The most important tool for every birder is a good binocular. A high quality binocular
will let you see feather details and identify birds from hundreds of feet away. The recent
improvement in optics quality has led to an increase in the popularity of the sport of
birding. More recently, high-tech optical coatings and new manufacturing methods have
improved the performance and lowered the price of high-quality binoculars and scopes.
Binoculars are an indispensable tool for birders. The singing speck at the top of a tree becomes a brilliant flame-orange bird with a black head and black wings. You even see a white wing bar through your binoculars when the bird turns just so. Instead of a tiny speck, you now can see a male Blackburnian Warbler!
Binoculars come in a wide variety of shapes, sizes and specifications. Most are multi-purpose instruments, suitable for a number of different activities including birdwatching, sporting events, concerts, star gazing, hiking, fishing, nature observation and more. Because of their large light-gathering capacity and the typical wider spacing of the lenses than the human eye, binocular images are brighter, more detailed and more three-dimensional than normal vision. Since no one particular binocular is perfect for all situations, determining their primary use is one of the most important factors in choosing the right one for your needs.
Remember, that there is no one binocular that will best meet the needs of every situation. Often, compromises have to be made among the various features and specifications.

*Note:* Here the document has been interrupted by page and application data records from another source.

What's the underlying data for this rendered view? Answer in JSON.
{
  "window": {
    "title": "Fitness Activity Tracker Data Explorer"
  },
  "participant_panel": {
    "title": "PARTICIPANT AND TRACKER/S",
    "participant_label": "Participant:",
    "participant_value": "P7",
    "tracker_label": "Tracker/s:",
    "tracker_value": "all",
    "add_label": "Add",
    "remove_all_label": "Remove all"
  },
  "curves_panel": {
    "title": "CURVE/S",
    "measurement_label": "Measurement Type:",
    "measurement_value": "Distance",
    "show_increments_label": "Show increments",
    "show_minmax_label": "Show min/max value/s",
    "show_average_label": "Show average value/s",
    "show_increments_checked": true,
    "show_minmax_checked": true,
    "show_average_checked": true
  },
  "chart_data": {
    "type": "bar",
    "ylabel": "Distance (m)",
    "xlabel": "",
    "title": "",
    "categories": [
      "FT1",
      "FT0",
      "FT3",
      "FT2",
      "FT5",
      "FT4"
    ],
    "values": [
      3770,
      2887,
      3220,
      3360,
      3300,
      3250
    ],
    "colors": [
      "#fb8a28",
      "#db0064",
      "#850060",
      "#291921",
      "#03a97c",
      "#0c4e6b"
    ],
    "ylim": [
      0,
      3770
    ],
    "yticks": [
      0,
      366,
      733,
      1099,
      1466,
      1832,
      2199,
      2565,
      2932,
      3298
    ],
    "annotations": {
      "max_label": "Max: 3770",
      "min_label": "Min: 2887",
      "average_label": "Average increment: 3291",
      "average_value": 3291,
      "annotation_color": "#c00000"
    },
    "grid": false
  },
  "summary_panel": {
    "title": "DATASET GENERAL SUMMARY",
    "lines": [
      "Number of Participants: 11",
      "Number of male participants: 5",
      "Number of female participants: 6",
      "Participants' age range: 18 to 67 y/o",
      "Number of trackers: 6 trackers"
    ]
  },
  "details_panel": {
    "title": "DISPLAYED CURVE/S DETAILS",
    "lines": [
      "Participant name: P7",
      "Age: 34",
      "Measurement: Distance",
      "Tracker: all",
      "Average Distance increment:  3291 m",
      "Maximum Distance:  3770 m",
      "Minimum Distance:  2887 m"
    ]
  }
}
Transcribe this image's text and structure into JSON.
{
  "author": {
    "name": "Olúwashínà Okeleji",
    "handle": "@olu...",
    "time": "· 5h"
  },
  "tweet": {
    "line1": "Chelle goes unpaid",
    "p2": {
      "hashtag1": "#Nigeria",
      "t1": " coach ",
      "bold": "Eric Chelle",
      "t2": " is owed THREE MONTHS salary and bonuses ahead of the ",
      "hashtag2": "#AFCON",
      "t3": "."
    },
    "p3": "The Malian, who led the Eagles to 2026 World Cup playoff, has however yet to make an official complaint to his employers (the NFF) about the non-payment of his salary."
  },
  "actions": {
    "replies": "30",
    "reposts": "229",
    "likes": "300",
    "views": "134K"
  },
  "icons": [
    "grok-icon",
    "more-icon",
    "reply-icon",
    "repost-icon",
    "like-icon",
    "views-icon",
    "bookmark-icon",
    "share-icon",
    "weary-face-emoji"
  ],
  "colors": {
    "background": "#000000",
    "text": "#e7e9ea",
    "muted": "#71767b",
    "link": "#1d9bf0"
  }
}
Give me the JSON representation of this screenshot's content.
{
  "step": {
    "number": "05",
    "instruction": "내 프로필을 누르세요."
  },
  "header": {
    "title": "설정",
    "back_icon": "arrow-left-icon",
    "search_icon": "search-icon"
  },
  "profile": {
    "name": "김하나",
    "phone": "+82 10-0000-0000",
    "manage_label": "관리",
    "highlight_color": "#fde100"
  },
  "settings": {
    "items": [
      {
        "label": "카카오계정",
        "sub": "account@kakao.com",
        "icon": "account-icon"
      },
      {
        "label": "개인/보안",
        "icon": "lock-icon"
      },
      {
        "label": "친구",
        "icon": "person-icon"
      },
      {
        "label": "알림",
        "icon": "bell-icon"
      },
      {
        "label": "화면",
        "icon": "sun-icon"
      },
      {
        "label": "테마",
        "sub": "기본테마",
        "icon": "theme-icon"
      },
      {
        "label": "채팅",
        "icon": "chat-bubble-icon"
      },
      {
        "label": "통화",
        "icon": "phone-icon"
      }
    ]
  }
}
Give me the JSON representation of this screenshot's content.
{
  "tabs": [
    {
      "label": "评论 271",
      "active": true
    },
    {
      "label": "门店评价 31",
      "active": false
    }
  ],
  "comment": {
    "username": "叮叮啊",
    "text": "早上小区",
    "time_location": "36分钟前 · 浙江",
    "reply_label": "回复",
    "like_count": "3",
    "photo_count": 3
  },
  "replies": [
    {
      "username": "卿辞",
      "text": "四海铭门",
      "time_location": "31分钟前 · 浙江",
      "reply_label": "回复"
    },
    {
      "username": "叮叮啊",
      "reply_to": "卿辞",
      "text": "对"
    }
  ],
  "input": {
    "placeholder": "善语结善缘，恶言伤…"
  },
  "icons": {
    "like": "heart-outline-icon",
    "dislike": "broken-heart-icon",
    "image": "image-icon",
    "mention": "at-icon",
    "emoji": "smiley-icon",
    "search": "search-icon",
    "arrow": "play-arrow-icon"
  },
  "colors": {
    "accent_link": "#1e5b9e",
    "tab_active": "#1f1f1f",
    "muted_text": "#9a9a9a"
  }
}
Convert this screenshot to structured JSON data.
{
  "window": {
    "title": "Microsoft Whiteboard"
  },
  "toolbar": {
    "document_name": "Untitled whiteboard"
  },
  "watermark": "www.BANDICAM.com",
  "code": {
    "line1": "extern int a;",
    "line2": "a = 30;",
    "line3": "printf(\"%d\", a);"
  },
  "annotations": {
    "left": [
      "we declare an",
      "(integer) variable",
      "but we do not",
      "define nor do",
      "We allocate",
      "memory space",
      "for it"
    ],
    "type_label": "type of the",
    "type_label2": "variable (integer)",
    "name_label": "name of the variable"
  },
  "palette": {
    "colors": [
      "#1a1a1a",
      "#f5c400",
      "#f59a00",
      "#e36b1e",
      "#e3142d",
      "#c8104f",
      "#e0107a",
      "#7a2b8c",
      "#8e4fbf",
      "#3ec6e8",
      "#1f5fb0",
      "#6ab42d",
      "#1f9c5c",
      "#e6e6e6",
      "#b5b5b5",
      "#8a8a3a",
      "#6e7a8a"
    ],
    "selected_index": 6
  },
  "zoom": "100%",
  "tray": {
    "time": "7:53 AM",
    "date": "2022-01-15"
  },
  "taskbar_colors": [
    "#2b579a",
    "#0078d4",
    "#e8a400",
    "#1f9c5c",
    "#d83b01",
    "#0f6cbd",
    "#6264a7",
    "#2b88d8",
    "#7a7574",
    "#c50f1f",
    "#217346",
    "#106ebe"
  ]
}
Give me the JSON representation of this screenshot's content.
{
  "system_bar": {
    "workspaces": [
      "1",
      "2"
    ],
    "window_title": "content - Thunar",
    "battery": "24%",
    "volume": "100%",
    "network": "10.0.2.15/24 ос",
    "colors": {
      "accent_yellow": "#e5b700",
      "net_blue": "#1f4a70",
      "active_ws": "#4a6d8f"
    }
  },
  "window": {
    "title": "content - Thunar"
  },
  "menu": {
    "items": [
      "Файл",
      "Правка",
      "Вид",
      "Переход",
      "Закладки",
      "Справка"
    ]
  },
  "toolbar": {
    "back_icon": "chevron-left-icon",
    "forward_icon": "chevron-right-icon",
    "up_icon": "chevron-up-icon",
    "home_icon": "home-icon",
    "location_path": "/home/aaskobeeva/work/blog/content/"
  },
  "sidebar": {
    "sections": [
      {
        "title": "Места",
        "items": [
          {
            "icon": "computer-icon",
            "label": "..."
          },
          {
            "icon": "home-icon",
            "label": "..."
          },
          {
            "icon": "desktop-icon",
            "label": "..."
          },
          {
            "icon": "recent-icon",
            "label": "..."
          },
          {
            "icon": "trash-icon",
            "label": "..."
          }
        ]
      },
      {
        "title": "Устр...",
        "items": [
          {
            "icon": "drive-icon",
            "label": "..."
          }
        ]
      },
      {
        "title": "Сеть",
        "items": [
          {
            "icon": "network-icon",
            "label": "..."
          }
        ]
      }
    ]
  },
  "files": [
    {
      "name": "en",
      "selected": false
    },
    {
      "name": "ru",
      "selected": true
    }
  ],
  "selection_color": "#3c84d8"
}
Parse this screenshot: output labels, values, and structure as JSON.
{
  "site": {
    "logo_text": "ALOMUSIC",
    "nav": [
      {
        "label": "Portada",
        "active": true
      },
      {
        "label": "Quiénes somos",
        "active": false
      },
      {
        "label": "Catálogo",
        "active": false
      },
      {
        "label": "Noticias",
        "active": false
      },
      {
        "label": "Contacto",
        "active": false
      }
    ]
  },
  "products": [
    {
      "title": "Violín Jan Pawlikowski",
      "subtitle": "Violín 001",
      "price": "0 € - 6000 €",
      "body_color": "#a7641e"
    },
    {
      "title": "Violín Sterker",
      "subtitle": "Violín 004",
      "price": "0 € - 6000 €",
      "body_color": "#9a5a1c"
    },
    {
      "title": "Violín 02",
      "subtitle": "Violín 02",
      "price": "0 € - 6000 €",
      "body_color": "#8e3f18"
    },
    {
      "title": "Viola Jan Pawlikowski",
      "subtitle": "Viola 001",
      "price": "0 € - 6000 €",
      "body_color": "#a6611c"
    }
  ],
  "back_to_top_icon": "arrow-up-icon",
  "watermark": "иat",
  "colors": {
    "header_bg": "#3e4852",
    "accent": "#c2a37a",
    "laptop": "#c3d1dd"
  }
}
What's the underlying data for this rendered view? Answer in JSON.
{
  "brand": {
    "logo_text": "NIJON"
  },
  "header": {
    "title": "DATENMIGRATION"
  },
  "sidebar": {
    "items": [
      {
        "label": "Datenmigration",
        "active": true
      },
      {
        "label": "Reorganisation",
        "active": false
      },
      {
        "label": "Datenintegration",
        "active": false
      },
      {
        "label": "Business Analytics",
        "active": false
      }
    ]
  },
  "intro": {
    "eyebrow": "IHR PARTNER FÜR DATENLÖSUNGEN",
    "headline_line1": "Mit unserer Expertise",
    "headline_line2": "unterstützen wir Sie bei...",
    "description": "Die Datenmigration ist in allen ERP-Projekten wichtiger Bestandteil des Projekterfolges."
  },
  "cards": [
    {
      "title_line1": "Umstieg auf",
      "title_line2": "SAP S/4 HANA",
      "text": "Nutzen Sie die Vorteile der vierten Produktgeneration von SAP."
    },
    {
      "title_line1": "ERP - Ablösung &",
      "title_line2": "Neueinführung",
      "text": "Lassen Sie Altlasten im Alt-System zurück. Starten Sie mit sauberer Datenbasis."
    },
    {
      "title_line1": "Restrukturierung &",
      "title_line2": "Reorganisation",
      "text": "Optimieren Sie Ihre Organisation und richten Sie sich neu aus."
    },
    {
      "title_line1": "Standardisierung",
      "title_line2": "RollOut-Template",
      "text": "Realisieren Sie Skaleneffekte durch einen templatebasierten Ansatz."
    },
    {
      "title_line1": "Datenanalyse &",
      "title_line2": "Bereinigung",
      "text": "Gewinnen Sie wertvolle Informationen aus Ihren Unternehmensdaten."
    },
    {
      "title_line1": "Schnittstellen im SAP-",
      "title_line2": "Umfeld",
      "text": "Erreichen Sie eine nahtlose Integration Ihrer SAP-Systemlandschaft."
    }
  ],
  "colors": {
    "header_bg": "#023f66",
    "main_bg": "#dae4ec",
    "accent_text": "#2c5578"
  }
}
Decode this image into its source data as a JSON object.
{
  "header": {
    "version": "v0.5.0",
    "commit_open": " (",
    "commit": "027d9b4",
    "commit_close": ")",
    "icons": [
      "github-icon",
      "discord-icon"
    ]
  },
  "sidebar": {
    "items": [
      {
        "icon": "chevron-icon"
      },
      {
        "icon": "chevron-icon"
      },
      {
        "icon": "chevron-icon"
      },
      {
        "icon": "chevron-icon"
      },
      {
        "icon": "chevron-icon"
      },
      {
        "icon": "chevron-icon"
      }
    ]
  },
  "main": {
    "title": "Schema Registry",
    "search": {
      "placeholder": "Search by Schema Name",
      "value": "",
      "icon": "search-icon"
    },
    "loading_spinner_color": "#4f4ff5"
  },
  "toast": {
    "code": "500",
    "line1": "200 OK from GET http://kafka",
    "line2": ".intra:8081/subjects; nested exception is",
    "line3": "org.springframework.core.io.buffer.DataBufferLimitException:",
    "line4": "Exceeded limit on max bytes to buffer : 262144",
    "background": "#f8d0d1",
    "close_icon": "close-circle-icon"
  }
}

Of all the different types and styles of binoculars available, only certain models represent the best value in terms of optics, construction, manufacturer support and overall performance.
Binoculars are described with two numbers with an "x" between them such as 7x35 or 10x42. The first number refers to the magnification power of the binocular. The second refers to the diameter of the front lens (in millimeters). A larger diameter lens means more light can enter the binocular and the image should be brighter.
The following binocular brands are currently being recommended by a number of people and organizations we know and trust. You should try them out to see which you prefer. When you are birding with a group, ask other participants how they like their binocular. Ask if you can look through them when the birding slows down. See how they feel in your hand. A Swarovski binocular will feel a LOT different than a Zeiss binocular to most folks. Binoculars can be expensive. Use this guide to buy the best binocular you can possibly afford."
- Bausch & Lomb
- Under $500:
- Eagle Optics
- Swift Audubon (Not for glasses wearers)
- Value Binoculars:
Here are some optics web sites we find particularly useful:
Answers to all your binocular and telescope questions
Optics 4 Birding
Bird Worthy Binoculars A great article from Better View Desired
Binoculars - New Jersey Audubon Picks Pete Dunne is a recognized expert on optics for birders
Binoculars and Spotting Scopes from Vixen Optics
Fun Fact to Annoy Your Friends With: You would need four eyes to use a pair of
binoculars! All you need is one binocular to see the birds!